Congressional Research Service, “China-U.S. Relations in the 100th Congress: Issues and Implications for U.S. Policy,” February 10, 2009
View reports from other years:
2013 | 2012 | November 2009 | October 2009 | July 2009 | April 2009 | February 2009 | December 2008 | October 2008 | July 2008 | March 2008 | June 2007 | February 2007 | 2004 | 2003
This report deals with U.S.-China relations during the 110th Congress (2007-2008) and with a number of key events involving China during the two-year period. These events included: China’s anti-satellite weapon test (January 2007); the 17th Party Congress (October 2007); a crackdown against demonstrations in Tibet (March 2008); the election of a new, pro-engagement government in Taiwan (March 2008); the massive Sichuan earthquake (May 2008); and Beijing’s hosting of the 2008 Olympics (August 2008).

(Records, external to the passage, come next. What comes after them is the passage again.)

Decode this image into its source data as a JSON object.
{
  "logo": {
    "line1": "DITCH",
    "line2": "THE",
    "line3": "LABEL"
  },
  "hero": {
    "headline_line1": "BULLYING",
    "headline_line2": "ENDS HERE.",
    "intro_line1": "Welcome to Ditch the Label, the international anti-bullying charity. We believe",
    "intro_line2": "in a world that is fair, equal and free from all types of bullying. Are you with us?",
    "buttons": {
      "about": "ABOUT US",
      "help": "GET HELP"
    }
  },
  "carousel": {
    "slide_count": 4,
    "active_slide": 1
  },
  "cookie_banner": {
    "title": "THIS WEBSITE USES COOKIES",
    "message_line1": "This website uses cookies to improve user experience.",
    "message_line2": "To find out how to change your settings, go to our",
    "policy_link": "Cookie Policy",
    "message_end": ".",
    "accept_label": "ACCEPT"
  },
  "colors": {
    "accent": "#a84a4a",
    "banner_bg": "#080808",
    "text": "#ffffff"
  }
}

U.S.-China relations were remarkably smooth for much of the 110th, although there were signs that U.S. China policy had become subject to competing reassessments as the Bush Administration drew to a close in 2008. The White House continued to follow the policy of engagement it had unveiled in 2005 as a new framework for the relationship, one in which the United States was willing to work cooperatively with China while encouraging Beijing to become a “responsible stakeholder” in the global system. U.S. officials also continued to hold a series of regular senior dialogues the White House had established with Beijing, such as the U.S.-China Strategic Economic Dialogue. But other U.S. policymakers began to raise concerns on issues involving China and U.S.-China relations. They cited concerns about the impact of the PRC’s strong economic growth and a more assertive PRC diplomacy in the international arena; failures in procedures to assure the quality of Chinese pharmaceuticals, food, and other products being imported into the United States; repeated PRC inabilities to protect U.S. intellectual property rights; and trade practices and policies in China that contributed to a growing U.S. trade deficit with China ($256 billion in 2007 and projected to hit $267 billion in 2008).

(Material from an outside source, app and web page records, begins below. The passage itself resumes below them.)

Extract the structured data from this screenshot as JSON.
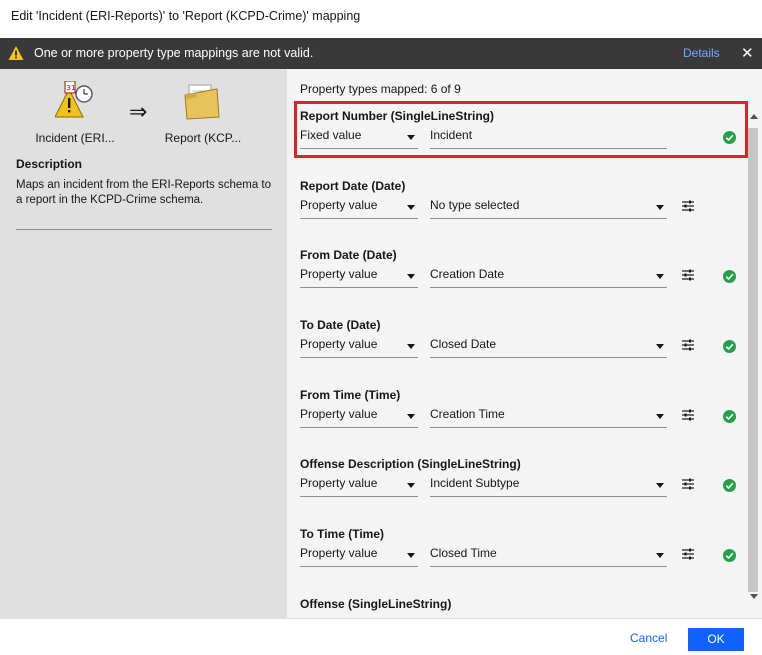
{
  "dialog": {
    "title": "Edit 'Incident (ERI-Reports)' to 'Report (KCPD-Crime)' mapping"
  },
  "warning": {
    "icon": "warning-triangle-icon",
    "message": "One or more property type mappings are not valid.",
    "details_label": "Details",
    "close_label": "✕"
  },
  "left": {
    "source_label": "Incident (ERI...",
    "target_label": "Report (KCP...",
    "arrow": "⇒",
    "description_title": "Description",
    "description_text": "Maps an incident from the ERI-Reports schema to a report in the KCPD-Crime schema."
  },
  "right": {
    "mapped_count": "Property types mapped: 6 of 9",
    "properties": [
      {
        "name": "Report Number (SingleLineString)",
        "mode": "Fixed value",
        "value": "Incident",
        "value_is_text": true,
        "has_settings": false,
        "valid": true
      },
      {
        "name": "Report Date (Date)",
        "mode": "Property value",
        "value": "No type selected",
        "value_is_text": false,
        "has_settings": true,
        "valid": false
      },
      {
        "name": "From Date (Date)",
        "mode": "Property value",
        "value": "Creation Date",
        "value_is_text": false,
        "has_settings": true,
        "valid": true
      },
      {
        "name": "To Date (Date)",
        "mode": "Property value",
        "value": "Closed Date",
        "value_is_text": false,
        "has_settings": true,
        "valid": true
      },
      {
        "name": "From Time (Time)",
        "mode": "Property value",
        "value": "Creation Time",
        "value_is_text": false,
        "has_settings": true,
        "valid": true
      },
      {
        "name": "Offense Description (SingleLineString)",
        "mode": "Property value",
        "value": "Incident Subtype",
        "value_is_text": false,
        "has_settings": true,
        "valid": true
      },
      {
        "name": "To Time (Time)",
        "mode": "Property value",
        "value": "Closed Time",
        "value_is_text": false,
        "has_settings": true,
        "valid": true
      },
      {
        "name": "Offense (SingleLineString)",
        "mode": "",
        "value": "",
        "value_is_text": false,
        "has_settings": false,
        "valid": false
      }
    ]
  },
  "footer": {
    "cancel_label": "Cancel",
    "ok_label": "OK"
  },
  "colors": {
    "accent": "#0f62fe",
    "valid": "#24a148",
    "warning": "#f1c21b",
    "highlight": "#e0202a"
  }
}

With total U.S.-China trade in 2007 reaching $387 billion, China during the 110th Congress was the second-largest U.S. trading partner. Beijing also was positioned to play an important potential role in efforts to resolve the global financial crisis that developed late in 2008, with China’s central bank a major purchaser of U.S. debt. China was the second largest holder of U.S. securities and the largest holder of U.S. Treasuries used to finance the federal budget deficit. Taiwan, over which China claims sovereignty, remained the most sensitive bilateral issue in the 110th Congress, exacerbated by the pro-independence Taiwan administration that held power in 2007 and early 2008. But a March 2008 leadership change in Taiwan presented an opportunity to begin to lay a new framework in Taiwan-PRC relations—one moving away from the more confrontational policies of the past. As a result, tn June 2008, the first PRC-Taiwan talks in a decade were held in Beijing. The political status of Tibet also re-emerged as an issue in the 110th when monks in Lhasa launched a protest against PRC rule on March 11, 2008. The protests, at times resulting in violent clashes with police, spread to several other cities in the Tibetan Autonomous Region and beyond. Beijing’s assertive response added to a drive urging a boycott of the Summer Olympic Games being hosted by Beijing in August 2008. But Beijing hosted a largely successful Games, and President Bush attended the opening ceremony in August 2008.
Other concerns about China appeared driven by security calculations, where U.S. officials question the motivations behind China’s expanding military budget. One congressionally mandated report by the Defense Department concluded Beijing is greatly understating its military expenditures and is developing anti-satellite (ASAT) systems—a claim that gained more credence when the PRC used a ballistic missile to destroy one of its own orbiting satellites in January 2007. This report will not be updated. Current issues and actions in U.S.-China relations are covered in other CRS reports.
To read full report please click [HERE]
Tensions evident in the recent European Union-China virtual summit reflect the increasing skepticism in Europe toward China and the worries over Ukraine and economic ties as well as human rights and environmental issues.